Understanding the Odds of Winning a Lottery

A lottery is a form of gambling in which people purchase tickets for a chance to win a prize. Typically, the prize is a large sum of money. Some lotteries are run by governments, while others are private companies. People have been playing lotteries for thousands of years. The oldest running lottery is the Dutch Staatsloterij, which was established in 1726. People who play the lottery often have a mix of reasons for doing so, from wanting to get rich to helping their family. Regardless of the reason, it is important to understand the odds of winning the lottery before purchasing tickets.

There are many different ways to play a lottery, including the traditional drawing of numbers or symbols, a raffle, and a scratch-off ticket. Each method has its advantages and disadvantages. However, the most common type of lottery is a numbers game, which involves a pool of entries from which the winners are chosen. The winning numbers or symbols are usually selected by chance, such as by a drawing or the tossing of a coin. In the modern era, computers are used to help select the winner of a lottery.

People spend billions of dollars each year on lottery tickets. Some of these people are convinced that the lottery is their only hope for a better life. But the chances of winning are very low, and even if they do, the money they win will be taxed heavily. In addition, lottery players are likely to end up broke in a few years.

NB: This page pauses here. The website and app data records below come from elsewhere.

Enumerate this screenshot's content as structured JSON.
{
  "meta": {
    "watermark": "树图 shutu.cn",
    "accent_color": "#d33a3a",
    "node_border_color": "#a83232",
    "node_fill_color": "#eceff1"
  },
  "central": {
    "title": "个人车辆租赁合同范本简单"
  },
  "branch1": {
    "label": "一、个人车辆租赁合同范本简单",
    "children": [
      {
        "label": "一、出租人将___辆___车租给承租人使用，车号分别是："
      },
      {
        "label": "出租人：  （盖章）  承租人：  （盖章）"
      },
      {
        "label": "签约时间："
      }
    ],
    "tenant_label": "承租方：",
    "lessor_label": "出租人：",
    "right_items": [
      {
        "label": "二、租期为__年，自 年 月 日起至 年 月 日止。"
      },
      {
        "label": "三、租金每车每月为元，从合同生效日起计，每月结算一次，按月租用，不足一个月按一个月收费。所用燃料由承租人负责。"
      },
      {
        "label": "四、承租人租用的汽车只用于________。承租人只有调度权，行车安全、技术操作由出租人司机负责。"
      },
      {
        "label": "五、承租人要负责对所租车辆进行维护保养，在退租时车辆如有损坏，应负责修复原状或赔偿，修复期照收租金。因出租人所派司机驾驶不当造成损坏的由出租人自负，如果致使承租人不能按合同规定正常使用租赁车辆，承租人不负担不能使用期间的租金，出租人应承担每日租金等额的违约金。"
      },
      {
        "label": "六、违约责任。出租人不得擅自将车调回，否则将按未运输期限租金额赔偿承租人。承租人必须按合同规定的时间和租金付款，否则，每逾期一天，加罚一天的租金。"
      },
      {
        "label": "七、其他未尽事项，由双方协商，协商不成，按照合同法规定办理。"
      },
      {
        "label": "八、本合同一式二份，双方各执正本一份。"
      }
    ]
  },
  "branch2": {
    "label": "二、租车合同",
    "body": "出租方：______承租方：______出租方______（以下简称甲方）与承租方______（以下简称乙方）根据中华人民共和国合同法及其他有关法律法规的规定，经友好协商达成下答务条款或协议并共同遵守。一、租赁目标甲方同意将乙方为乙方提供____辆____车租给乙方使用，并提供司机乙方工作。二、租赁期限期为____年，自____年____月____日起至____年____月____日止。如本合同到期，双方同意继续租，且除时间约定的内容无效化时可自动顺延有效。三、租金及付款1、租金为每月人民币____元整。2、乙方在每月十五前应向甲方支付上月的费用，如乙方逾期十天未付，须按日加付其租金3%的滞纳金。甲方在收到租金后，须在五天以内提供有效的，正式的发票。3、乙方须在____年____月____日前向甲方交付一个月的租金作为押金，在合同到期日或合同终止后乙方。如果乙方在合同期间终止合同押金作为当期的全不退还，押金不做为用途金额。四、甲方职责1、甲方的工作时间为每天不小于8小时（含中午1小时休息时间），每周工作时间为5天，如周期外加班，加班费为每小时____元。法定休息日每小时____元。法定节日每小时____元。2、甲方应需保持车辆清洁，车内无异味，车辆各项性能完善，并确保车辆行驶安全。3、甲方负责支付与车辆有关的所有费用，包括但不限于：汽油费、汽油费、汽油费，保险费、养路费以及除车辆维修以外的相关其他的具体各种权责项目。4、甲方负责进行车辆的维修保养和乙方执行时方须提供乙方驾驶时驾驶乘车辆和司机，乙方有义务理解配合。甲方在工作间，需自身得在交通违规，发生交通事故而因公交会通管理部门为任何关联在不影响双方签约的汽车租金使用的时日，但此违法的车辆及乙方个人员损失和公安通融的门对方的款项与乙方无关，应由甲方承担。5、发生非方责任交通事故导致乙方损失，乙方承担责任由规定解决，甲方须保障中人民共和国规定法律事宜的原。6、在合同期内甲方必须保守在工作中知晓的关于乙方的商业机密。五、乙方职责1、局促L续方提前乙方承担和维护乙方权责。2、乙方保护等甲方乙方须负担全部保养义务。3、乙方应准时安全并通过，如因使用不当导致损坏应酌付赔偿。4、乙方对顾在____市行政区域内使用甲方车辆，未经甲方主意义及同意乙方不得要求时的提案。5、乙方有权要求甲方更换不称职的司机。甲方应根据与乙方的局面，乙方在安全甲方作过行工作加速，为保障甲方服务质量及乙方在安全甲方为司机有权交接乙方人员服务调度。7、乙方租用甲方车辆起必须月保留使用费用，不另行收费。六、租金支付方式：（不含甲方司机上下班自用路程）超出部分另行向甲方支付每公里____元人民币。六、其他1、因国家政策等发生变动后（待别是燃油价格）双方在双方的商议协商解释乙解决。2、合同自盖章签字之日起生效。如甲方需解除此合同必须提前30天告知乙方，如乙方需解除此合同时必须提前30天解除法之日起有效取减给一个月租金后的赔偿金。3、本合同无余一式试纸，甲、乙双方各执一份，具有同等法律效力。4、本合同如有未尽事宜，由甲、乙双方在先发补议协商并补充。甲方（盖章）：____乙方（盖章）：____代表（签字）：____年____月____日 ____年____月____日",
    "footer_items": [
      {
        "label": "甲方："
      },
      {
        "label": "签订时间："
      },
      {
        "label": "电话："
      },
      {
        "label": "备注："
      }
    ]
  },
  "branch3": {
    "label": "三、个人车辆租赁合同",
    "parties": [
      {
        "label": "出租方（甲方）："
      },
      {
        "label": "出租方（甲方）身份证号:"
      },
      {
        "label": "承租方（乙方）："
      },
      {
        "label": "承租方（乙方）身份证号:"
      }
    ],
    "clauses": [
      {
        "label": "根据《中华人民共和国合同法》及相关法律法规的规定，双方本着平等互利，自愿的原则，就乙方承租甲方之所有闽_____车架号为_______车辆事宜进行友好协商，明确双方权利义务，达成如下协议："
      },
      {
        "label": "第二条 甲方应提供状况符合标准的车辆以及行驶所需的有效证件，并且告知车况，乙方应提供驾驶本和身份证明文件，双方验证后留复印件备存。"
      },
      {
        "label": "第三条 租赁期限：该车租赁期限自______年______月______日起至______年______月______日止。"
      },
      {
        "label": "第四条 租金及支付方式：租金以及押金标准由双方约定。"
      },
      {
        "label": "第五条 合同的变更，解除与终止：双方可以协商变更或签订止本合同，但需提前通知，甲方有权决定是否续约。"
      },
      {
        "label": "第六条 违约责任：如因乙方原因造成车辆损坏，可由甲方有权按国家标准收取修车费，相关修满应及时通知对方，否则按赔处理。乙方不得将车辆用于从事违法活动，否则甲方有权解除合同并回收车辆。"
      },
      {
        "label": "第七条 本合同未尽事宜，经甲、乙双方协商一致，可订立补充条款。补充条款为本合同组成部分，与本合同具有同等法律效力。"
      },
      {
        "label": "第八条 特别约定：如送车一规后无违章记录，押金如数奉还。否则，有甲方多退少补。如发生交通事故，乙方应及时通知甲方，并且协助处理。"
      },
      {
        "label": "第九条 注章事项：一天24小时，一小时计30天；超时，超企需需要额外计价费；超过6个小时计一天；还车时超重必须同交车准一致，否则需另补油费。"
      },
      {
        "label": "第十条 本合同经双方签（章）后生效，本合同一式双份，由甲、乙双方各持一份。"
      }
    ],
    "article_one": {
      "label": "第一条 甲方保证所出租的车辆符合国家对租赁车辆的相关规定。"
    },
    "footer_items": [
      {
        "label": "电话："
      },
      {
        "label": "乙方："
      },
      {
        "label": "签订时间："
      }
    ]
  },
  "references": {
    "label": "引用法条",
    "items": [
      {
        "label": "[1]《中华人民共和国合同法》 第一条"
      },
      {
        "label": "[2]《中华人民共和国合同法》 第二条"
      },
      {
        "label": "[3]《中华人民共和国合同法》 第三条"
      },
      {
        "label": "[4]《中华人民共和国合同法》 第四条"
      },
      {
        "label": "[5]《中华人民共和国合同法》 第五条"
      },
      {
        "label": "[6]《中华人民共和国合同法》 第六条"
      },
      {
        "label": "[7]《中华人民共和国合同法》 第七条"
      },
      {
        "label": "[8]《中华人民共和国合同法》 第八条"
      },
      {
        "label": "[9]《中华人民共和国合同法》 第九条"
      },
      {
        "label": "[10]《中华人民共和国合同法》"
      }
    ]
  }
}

In addition to promoting the game itself, states promote lottery games as a way to raise revenue for schools and other public services. But the percentage of lottery revenues that actually go to these programs is not nearly as high as states claim. In reality, most of the money is spent on marketing and other administrative costs.

While some people may argue that lotteries are a form of charity, the truth is that they are a form of gambling. In addition, research shows that lottery participants are more likely to engage in other forms of gambling, such as sports betting. The bottom line is that state governments should not be relying on the lottery to fund their budgets.

The fact is that most states lose a significant percentage of lottery revenue. This money is not a reliable source of funding for programs, and it does not benefit the economy in any meaningful way. In fact, it harms those who need the most help. It is time to stop promoting the lottery and focus on more productive ways to raise revenue.